By Zhang Mengxu, People’s Daily
The aggregate household debt balances in the U.S. increased to a record high of $13.95 trillion, or 73 percent of the country’s GDP, in the third quarter of 2019, said a recent report released by the Federal Reserve Bank of New York.
Mortgage balances accounted for 2/3 of the total household debt balances, followed by student loans that took 11 percent of the share. Besides, auto loans and credit card balances also stood at a high level.
Each household in the U.S. carrying at least one form of debt owed an average of $144,100, said a report issued by America’s Debt Help Organization.
“With new car prices in May of 2019 were over $37,000, an affordable auto loan now comes with a five- or six-year repayment schedule. Credit card interest rates also continue rising as balances edge up. In the last decade, non-mortgage consumer debt has increased to $4 trillion, a record even when adjusted for inflation,” the report said.

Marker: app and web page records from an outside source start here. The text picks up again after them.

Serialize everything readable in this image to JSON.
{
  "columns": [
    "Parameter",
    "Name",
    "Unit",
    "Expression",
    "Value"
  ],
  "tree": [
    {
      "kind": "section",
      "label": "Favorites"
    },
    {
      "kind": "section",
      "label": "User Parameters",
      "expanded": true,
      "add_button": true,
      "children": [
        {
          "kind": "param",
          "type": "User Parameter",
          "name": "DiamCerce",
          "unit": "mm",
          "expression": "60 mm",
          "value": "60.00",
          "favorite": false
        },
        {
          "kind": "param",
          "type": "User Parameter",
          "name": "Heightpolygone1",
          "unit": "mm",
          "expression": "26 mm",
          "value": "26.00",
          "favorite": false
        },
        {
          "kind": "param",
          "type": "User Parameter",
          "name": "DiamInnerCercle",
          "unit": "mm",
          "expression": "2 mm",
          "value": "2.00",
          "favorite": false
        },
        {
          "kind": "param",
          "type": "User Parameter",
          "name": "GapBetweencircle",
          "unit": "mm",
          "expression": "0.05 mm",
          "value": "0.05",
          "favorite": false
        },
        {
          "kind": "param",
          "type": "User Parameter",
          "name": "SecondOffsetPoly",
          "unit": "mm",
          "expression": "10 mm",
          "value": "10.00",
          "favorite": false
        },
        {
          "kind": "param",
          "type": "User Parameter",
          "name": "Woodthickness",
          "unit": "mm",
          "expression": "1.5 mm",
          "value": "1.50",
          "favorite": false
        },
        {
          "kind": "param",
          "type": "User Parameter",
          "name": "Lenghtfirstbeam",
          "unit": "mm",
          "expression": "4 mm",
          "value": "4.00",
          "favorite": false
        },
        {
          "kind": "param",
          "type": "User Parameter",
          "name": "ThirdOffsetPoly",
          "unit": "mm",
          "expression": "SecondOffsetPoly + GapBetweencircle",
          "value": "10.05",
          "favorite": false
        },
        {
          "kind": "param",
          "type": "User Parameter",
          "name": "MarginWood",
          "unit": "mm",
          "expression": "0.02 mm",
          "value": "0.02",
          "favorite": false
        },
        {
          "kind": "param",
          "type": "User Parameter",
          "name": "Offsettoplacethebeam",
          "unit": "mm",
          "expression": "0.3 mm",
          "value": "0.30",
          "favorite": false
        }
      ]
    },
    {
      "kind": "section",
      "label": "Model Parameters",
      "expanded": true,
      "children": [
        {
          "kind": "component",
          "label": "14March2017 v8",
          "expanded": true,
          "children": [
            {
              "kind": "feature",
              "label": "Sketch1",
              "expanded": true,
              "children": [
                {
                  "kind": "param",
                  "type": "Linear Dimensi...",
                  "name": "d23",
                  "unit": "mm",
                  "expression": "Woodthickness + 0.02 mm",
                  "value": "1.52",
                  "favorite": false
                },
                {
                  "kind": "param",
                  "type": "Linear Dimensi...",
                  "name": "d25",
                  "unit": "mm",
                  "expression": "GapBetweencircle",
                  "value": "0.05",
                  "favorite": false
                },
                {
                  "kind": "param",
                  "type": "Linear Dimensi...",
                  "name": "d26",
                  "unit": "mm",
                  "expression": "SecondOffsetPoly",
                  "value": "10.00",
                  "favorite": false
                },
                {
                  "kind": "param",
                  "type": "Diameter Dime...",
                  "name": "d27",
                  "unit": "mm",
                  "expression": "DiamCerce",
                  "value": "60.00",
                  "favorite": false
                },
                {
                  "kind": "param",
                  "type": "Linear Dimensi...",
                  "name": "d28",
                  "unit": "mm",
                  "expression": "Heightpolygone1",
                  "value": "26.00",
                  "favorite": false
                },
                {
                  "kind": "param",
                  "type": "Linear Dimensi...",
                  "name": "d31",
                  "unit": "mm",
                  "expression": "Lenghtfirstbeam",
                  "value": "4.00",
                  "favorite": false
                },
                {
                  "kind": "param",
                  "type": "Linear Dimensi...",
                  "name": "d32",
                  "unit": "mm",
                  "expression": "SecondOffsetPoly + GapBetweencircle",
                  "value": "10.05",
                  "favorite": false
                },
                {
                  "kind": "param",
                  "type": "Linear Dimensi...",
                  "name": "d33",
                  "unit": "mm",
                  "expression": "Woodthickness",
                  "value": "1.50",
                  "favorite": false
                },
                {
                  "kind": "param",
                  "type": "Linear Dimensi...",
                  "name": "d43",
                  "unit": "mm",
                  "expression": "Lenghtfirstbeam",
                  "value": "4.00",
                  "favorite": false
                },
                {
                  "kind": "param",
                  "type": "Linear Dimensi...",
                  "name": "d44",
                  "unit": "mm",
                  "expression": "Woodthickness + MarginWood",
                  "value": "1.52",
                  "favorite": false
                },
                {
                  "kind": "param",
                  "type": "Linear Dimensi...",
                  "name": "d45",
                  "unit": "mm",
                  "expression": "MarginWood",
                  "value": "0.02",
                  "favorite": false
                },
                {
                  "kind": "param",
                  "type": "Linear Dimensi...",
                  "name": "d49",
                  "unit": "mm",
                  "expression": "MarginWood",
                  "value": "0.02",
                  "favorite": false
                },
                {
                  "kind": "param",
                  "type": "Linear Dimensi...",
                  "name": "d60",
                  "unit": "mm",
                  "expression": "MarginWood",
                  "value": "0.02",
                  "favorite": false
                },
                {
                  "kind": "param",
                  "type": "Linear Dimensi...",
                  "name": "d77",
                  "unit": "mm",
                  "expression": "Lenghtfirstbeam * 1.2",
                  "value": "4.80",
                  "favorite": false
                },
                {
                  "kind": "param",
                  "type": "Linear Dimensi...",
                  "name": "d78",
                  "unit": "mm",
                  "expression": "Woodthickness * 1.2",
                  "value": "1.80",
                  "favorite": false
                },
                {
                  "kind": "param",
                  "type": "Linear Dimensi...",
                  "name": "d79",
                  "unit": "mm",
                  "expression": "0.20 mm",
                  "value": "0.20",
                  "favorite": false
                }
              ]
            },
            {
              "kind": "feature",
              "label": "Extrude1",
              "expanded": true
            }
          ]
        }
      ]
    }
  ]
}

Housing prices and higher education costs are rising far faster than most people’s incomes, forcing them to either take on larger debts, the report said. They are borrowing more on their credit cards, taking on soaring levels of student debt and signing more and more personal loans, all making the next recession even riskier for those already struggling to make payments, it added.
Stephanie from Illinois is a social worker who owns a student loan of $151,000 for college education, mostly of which is all interest because of her payment plan. To pay the loan, she has left nothing untried.
“I have a family and I fear I will never pay this back,” she said.
The story of Stephanie is not a rare example. According to a report by Washington Post, 45 million Americans have student loans totaling $1.6 trillion, more than twice of those in 2009.
New York Times said in an article that 2/3 of college students in the U.S. took on debt last year, and the average burden for indebted college graduates is now nearly $30,000. Millions of borrowers continued to struggle to pay their student loans, as a quarter of federal direct loan borrowers were either delinquent or in default at the end of 2018, the report introduced.
Another New York Times report said that the U.S. Congress created a student loan forgiveness program in 2007, but fewer than 1 percent of those who have applied for relief under the Public Service Loan Forgiveness program have been deemed eligible.
The vast majority of denials happened because people did not enroll in a loan or repayment plan that qualified, even if their chosen professions did, and most were not told of the error until the rejection notice’s arrival, the report explained.
The report said that the forgiveness program was messy and filled with complicated requirements that borrowers and lenders have struggled to understand, and the Education Department has made no effort to improve what is within its control.
Unlike most other forms of debt, student loans aren’t dischargeable through bankruptcy, which means borrowers are obligated to make payments even if they don’t have the income, said the Debt Help Organization report. People default for a variety of reasons, but job loss or failure to land a position that pays enough to make loan payments are common problems.
“Student debt is a multi-generational problem as parents and even grandparents sign loans to help the student. If the student can’t pay, the debt becomes a family problem,” the report said.
New Yorker magazine said in a September article that from the late nineteen-eighties to the present, college tuition has increased at a rate four times that of inflation, and eight times that of household income, and some fear that the student-debt “bubble” will be the next to burst.
Middle-class families might not seem like the most sympathetic characters, the New Yorker article noted. Citing a late 1980s study, the article explained that the Americans filing for bankruptcy rarely lacked education or spent recklessly. Rather, they were often college-educated couples who were unable to recover from random crises along the way, like emergency medical bills.
The article commented that in the eighties, more than half of American twentysomethings were financially independent. However, in the past decade, nearly seventy percent of young adults in their twenties have received money from their parents. “The risk is collective, and the consequences are shared across generations,” it said.
According to a report by Isabel Sawhill and Christopher Pulliam from the Brookings Institution, the richest top 1 percent of American households held over 29 percent of the country’s collective wealth in 2016, and the top 20 percent held 77 percent of total household wealth. However, the bottom 20 percent of the households only accounted for 2 percent of America’s collective wealth.
“The United States is a rich country, but it is becoming one in which
a very small number of citizens own most of the wealth, and from which both
younger Americans and the broad middle class are failing to benefit,” the